#### [Work to complete]
Work out how many lines of the material contain the string "Bold". Respond with the number only.

#### [Entries shown]
[Start of section]

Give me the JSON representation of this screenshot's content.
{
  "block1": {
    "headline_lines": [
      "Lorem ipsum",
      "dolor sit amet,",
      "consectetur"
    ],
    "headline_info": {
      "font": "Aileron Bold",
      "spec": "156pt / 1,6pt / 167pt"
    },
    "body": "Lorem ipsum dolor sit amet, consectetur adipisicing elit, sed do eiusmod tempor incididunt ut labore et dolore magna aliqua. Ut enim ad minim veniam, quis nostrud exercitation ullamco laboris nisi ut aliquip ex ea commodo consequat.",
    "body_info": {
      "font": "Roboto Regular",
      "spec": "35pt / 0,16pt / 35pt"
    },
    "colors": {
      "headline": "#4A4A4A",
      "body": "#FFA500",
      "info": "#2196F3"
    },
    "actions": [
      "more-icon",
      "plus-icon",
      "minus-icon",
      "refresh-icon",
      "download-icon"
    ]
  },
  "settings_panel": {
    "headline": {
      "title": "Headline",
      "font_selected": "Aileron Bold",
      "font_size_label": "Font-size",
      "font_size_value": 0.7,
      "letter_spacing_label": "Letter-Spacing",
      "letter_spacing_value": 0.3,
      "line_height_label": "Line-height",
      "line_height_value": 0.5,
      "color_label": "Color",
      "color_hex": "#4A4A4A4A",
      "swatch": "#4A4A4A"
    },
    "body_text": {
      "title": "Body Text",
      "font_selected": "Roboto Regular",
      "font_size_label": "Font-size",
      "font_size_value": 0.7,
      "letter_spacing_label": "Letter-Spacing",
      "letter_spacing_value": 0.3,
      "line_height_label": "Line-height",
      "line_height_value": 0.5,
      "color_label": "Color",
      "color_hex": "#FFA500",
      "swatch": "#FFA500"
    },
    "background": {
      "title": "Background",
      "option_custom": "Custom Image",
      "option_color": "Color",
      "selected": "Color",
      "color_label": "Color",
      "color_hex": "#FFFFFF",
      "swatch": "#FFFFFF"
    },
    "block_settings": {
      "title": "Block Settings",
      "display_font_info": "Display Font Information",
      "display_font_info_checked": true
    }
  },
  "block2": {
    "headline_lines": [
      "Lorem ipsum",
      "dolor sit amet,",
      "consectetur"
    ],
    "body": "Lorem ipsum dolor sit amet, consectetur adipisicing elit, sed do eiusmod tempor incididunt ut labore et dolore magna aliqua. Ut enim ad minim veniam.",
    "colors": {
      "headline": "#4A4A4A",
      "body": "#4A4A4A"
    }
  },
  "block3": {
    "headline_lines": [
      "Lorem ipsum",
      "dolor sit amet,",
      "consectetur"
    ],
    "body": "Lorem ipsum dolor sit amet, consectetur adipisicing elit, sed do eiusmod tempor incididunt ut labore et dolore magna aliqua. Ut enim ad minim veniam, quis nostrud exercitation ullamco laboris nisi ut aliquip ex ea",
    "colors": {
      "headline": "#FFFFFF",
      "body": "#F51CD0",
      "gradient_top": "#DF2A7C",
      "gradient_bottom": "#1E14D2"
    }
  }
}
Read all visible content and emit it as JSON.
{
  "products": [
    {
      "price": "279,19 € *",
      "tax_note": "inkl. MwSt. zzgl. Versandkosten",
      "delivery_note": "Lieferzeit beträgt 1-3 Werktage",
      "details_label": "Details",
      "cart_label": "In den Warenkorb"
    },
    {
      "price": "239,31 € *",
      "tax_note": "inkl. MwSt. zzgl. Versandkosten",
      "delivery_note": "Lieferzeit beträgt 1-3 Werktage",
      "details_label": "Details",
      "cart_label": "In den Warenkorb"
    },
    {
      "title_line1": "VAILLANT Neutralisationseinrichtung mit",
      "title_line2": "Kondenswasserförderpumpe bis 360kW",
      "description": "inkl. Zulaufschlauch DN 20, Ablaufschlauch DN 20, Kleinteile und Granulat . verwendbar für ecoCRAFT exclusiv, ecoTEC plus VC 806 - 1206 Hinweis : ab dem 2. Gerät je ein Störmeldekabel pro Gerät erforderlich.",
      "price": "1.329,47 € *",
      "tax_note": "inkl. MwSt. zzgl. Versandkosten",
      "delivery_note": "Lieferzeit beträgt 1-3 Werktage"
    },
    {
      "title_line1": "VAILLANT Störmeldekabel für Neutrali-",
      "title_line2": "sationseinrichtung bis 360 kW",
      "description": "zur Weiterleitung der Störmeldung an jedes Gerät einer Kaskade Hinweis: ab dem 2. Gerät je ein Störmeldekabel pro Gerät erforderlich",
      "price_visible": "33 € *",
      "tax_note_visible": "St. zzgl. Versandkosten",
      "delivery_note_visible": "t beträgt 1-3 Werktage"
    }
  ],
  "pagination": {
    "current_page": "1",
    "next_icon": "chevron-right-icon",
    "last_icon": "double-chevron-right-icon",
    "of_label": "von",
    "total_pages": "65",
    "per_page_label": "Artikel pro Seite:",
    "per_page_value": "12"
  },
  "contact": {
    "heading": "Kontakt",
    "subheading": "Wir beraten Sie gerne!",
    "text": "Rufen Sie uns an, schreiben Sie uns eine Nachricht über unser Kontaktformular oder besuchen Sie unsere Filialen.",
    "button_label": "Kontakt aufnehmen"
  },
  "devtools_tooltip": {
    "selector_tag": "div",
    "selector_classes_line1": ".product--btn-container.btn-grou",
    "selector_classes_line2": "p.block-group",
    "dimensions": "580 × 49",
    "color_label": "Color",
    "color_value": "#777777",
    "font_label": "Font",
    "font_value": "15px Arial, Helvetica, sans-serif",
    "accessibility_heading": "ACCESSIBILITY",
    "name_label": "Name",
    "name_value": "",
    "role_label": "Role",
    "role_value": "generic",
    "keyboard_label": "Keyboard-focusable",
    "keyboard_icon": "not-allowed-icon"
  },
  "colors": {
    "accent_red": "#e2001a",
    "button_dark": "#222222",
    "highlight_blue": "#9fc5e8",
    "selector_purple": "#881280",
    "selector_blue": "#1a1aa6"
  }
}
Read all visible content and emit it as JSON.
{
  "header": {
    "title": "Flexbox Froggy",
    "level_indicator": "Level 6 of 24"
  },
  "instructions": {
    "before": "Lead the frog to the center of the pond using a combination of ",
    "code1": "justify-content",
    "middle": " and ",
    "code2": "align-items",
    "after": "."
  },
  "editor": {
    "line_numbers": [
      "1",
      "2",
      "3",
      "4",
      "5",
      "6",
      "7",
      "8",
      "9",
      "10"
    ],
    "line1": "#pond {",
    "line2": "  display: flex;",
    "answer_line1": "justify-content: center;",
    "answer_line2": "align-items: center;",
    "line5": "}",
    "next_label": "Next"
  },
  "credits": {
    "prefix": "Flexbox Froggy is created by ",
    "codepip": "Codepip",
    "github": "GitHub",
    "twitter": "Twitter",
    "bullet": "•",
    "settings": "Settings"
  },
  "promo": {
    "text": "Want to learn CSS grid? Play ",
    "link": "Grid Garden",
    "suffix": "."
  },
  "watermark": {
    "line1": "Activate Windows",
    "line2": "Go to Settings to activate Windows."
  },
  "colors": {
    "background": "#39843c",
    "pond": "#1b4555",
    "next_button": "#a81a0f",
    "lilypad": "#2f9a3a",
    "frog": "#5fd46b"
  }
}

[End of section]

#### [Completed task]
2